▶ THE RECORDS
* * *

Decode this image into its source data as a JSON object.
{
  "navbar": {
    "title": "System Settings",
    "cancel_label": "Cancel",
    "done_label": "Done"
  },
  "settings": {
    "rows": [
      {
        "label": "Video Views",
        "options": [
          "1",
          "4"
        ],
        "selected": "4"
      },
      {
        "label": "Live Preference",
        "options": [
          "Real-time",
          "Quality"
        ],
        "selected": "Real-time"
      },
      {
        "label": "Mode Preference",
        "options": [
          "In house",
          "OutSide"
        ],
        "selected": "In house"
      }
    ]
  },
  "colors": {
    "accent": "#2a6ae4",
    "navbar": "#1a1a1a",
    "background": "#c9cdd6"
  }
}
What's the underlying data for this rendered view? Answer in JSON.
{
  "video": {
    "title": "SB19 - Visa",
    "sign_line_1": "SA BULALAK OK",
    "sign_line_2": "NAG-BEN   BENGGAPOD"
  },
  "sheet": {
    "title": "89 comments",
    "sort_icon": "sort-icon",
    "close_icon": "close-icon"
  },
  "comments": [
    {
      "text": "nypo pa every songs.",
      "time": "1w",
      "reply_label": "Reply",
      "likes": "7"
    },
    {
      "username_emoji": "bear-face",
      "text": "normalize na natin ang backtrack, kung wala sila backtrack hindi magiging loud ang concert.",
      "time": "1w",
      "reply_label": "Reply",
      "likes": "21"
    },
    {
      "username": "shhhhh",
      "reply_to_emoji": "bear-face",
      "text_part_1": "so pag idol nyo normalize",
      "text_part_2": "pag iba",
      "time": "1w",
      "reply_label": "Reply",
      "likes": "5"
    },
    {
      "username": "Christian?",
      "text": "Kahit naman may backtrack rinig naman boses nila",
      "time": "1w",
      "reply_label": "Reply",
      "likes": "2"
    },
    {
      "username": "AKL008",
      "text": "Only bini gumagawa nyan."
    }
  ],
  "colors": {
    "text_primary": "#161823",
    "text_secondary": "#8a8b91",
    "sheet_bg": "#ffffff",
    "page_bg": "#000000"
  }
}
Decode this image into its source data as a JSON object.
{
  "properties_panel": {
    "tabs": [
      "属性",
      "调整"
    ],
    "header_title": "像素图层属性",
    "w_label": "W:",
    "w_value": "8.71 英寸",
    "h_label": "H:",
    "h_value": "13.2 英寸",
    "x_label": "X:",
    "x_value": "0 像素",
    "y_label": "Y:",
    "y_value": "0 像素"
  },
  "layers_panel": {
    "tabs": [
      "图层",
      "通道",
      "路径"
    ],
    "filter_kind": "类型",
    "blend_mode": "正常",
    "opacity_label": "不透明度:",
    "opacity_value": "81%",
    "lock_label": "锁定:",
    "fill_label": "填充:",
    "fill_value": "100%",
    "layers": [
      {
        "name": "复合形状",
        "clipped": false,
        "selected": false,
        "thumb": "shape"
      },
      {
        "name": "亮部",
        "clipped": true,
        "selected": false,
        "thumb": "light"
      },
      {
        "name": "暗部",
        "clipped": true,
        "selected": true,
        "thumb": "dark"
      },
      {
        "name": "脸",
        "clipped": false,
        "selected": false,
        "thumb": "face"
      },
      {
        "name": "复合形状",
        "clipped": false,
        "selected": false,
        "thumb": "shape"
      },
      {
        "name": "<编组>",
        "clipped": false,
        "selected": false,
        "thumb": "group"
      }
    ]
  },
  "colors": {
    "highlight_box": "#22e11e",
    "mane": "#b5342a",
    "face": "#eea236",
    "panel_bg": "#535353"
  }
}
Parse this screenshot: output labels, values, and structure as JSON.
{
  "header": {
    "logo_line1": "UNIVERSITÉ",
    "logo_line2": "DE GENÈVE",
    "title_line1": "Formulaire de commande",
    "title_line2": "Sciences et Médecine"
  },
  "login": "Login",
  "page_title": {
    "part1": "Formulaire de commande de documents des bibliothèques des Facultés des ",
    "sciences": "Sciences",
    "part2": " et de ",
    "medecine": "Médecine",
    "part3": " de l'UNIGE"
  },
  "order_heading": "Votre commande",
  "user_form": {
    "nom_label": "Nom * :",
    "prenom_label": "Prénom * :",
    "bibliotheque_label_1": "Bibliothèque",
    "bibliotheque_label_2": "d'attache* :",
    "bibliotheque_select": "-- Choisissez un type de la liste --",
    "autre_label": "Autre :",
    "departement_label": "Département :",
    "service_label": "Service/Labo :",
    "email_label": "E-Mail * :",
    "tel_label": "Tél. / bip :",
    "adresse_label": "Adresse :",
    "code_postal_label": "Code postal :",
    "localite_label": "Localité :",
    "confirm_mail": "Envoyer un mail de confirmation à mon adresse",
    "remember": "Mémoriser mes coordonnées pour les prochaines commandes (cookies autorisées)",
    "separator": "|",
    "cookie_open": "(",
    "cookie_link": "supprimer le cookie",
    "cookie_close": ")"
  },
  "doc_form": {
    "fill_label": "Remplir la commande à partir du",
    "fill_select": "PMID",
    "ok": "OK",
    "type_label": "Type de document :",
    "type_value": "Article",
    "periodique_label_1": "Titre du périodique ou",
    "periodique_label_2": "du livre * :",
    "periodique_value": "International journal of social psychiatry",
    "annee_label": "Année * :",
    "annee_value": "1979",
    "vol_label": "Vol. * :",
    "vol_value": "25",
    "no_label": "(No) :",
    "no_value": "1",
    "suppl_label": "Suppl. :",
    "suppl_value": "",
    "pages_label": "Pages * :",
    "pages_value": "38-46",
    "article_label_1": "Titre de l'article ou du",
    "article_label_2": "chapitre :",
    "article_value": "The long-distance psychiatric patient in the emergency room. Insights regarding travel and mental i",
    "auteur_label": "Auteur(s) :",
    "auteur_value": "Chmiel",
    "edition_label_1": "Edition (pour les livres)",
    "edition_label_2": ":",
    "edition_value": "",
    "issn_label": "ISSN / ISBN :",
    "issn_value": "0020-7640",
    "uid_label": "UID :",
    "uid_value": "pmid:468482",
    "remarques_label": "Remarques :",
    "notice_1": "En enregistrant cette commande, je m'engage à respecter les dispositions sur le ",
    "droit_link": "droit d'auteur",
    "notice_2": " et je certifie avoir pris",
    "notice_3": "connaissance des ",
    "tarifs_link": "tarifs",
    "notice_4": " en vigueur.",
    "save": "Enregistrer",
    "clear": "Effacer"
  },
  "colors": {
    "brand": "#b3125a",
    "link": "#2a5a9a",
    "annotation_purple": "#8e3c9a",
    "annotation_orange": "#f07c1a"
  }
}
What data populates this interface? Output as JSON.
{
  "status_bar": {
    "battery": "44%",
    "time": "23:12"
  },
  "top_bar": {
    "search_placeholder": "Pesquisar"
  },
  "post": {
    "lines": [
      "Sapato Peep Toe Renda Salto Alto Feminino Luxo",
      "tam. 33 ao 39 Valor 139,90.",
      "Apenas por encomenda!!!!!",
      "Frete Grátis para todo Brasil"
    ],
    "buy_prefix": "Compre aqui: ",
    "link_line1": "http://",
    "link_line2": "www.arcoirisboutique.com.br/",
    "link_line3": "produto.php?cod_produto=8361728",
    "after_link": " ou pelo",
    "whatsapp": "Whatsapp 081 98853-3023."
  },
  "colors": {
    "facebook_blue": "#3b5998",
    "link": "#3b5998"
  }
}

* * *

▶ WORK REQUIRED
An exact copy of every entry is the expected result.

▶ OUTPUT FOR THIS TASK
Decode this image into its source data as a JSON object.
{
  "navbar": {
    "title": "System Settings",
    "cancel_label": "Cancel",
    "done_label": "Done"
  },
  "settings": {
    "rows": [
      {
        "label": "Video Views",
        "options": [
          "1",
          "4"
        ],
        "selected": "4"
      },
      {
        "label": "Live Preference",
        "options": [
          "Real-time",
          "Quality"
        ],
        "selected": "Real-time"
      },
      {
        "label": "Mode Preference",
        "options": [
          "In house",
          "OutSide"
        ],
        "selected": "In house"
      }
    ]
  },
  "colors": {
    "accent": "#2a6ae4",
    "navbar": "#1a1a1a",
    "background": "#c9cdd6"
  }
}
What's the underlying data for this rendered view? Answer in JSON.
{
  "video": {
    "title": "SB19 - Visa",
    "sign_line_1": "SA BULALAK OK",
    "sign_line_2": "NAG-BEN   BENGGAPOD"
  },
  "sheet": {
    "title": "89 comments",
    "sort_icon": "sort-icon",
    "close_icon": "close-icon"
  },
  "comments": [
    {
      "text": "nypo pa every songs.",
      "time": "1w",
      "reply_label": "Reply",
      "likes": "7"
    },
    {
      "username_emoji": "bear-face",
      "text": "normalize na natin ang backtrack, kung wala sila backtrack hindi magiging loud ang concert.",
      "time": "1w",
      "reply_label": "Reply",
      "likes": "21"
    },
    {
      "username": "shhhhh",
      "reply_to_emoji": "bear-face",
      "text_part_1": "so pag idol nyo normalize",
      "text_part_2": "pag iba",
      "time": "1w",
      "reply_label": "Reply",
      "likes": "5"
    },
    {
      "username": "Christian?",
      "text": "Kahit naman may backtrack rinig naman boses nila",
      "time": "1w",
      "reply_label": "Reply",
      "likes": "2"
    },
    {
      "username": "AKL008",
      "text": "Only bini gumagawa nyan."
    }
  ],
  "colors": {
    "text_primary": "#161823",
    "text_secondary": "#8a8b91",
    "sheet_bg": "#ffffff",
    "page_bg": "#000000"
  }
}
Decode this image into its source data as a JSON object.
{
  "properties_panel": {
    "tabs": [
      "属性",
      "调整"
    ],
    "header_title": "像素图层属性",
    "w_label": "W:",
    "w_value": "8.71 英寸",
    "h_label": "H:",
    "h_value": "13.2 英寸",
    "x_label": "X:",
    "x_value": "0 像素",
    "y_label": "Y:",
    "y_value": "0 像素"
  },
  "layers_panel": {
    "tabs": [
      "图层",
      "通道",
      "路径"
    ],
    "filter_kind": "类型",
    "blend_mode": "正常",
    "opacity_label": "不透明度:",
    "opacity_value": "81%",
    "lock_label": "锁定:",
    "fill_label": "填充:",
    "fill_value": "100%",
    "layers": [
      {
        "name": "复合形状",
        "clipped": false,
        "selected": false,
        "thumb": "shape"
      },
      {
        "name": "亮部",
        "clipped": true,
        "selected": false,
        "thumb": "light"
      },
      {
        "name": "暗部",
        "clipped": true,
        "selected": true,
        "thumb": "dark"
      },
      {
        "name": "脸",
        "clipped": false,
        "selected": false,
        "thumb": "face"
      },
      {
        "name": "复合形状",
        "clipped": false,
        "selected": false,
        "thumb": "shape"
      },
      {
        "name": "<编组>",
        "clipped": false,
        "selected": false,
        "thumb": "group"
      }
    ]
  },
  "colors": {
    "highlight_box": "#22e11e",
    "mane": "#b5342a",
    "face": "#eea236",
    "panel_bg": "#535353"
  }
}
Parse this screenshot: output labels, values, and structure as JSON.
{
  "header": {
    "logo_line1": "UNIVERSITÉ",
    "logo_line2": "DE GENÈVE",
    "title_line1": "Formulaire de commande",
    "title_line2": "Sciences et Médecine"
  },
  "login": "Login",
  "page_title": {
    "part1": "Formulaire de commande de documents des bibliothèques des Facultés des ",
    "sciences": "Sciences",
    "part2": " et de ",
    "medecine": "Médecine",
    "part3": " de l'UNIGE"
  },
  "order_heading": "Votre commande",
  "user_form": {
    "nom_label": "Nom * :",
    "prenom_label": "Prénom * :",
    "bibliotheque_label_1": "Bibliothèque",
    "bibliotheque_label_2": "d'attache* :",
    "bibliotheque_select": "-- Choisissez un type de la liste --",
    "autre_label": "Autre :",
    "departement_label": "Département :",
    "service_label": "Service/Labo :",
    "email_label": "E-Mail * :",
    "tel_label": "Tél. / bip :",
    "adresse_label": "Adresse :",
    "code_postal_label": "Code postal :",
    "localite_label": "Localité :",
    "confirm_mail": "Envoyer un mail de confirmation à mon adresse",
    "remember": "Mémoriser mes coordonnées pour les prochaines commandes (cookies autorisées)",
    "separator": "|",
    "cookie_open": "(",
    "cookie_link": "supprimer le cookie",
    "cookie_close": ")"
  },
  "doc_form": {
    "fill_label": "Remplir la commande à partir du",
    "fill_select": "PMID",
    "ok": "OK",
    "type_label": "Type de document :",
    "type_value": "Article",
    "periodique_label_1": "Titre du périodique ou",
    "periodique_label_2": "du livre * :",
    "periodique_value": "International journal of social psychiatry",
    "annee_label": "Année * :",
    "annee_value": "1979",
    "vol_label": "Vol. * :",
    "vol_value": "25",
    "no_label": "(No) :",
    "no_value": "1",
    "suppl_label": "Suppl. :",
    "suppl_value": "",
    "pages_label": "Pages * :",
    "pages_value": "38-46",
    "article_label_1": "Titre de l'article ou du",
    "article_label_2": "chapitre :",
    "article_value": "The long-distance psychiatric patient in the emergency room. Insights regarding travel and mental i",
    "auteur_label": "Auteur(s) :",
    "auteur_value": "Chmiel",
    "edition_label_1": "Edition (pour les livres)",
    "edition_label_2": ":",
    "edition_value": "",
    "issn_label": "ISSN / ISBN :",
    "issn_value": "0020-7640",
    "uid_label": "UID :",
    "uid_value": "pmid:468482",
    "remarques_label": "Remarques :",
    "notice_1": "En enregistrant cette commande, je m'engage à respecter les dispositions sur le ",
    "droit_link": "droit d'auteur",
    "notice_2": " et je certifie avoir pris",
    "notice_3": "connaissance des ",
    "tarifs_link": "tarifs",
    "notice_4": " en vigueur.",
    "save": "Enregistrer",
    "clear": "Effacer"
  },
  "colors": {
    "brand": "#b3125a",
    "link": "#2a5a9a",
    "annotation_purple": "#8e3c9a",
    "annotation_orange": "#f07c1a"
  }
}
What data populates this interface? Output as JSON.
{
  "status_bar": {
    "battery": "44%",
    "time": "23:12"
  },
  "top_bar": {
    "search_placeholder": "Pesquisar"
  },
  "post": {
    "lines": [
      "Sapato Peep Toe Renda Salto Alto Feminino Luxo",
      "tam. 33 ao 39 Valor 139,90.",
      "Apenas por encomenda!!!!!",
      "Frete Grátis para todo Brasil"
    ],
    "buy_prefix": "Compre aqui: ",
    "link_line1": "http://",
    "link_line2": "www.arcoirisboutique.com.br/",
    "link_line3": "produto.php?cod_produto=8361728",
    "after_link": " ou pelo",
    "whatsapp": "Whatsapp 081 98853-3023."
  },
  "colors": {
    "facebook_blue": "#3b5998",
    "link": "#3b5998"
  }
}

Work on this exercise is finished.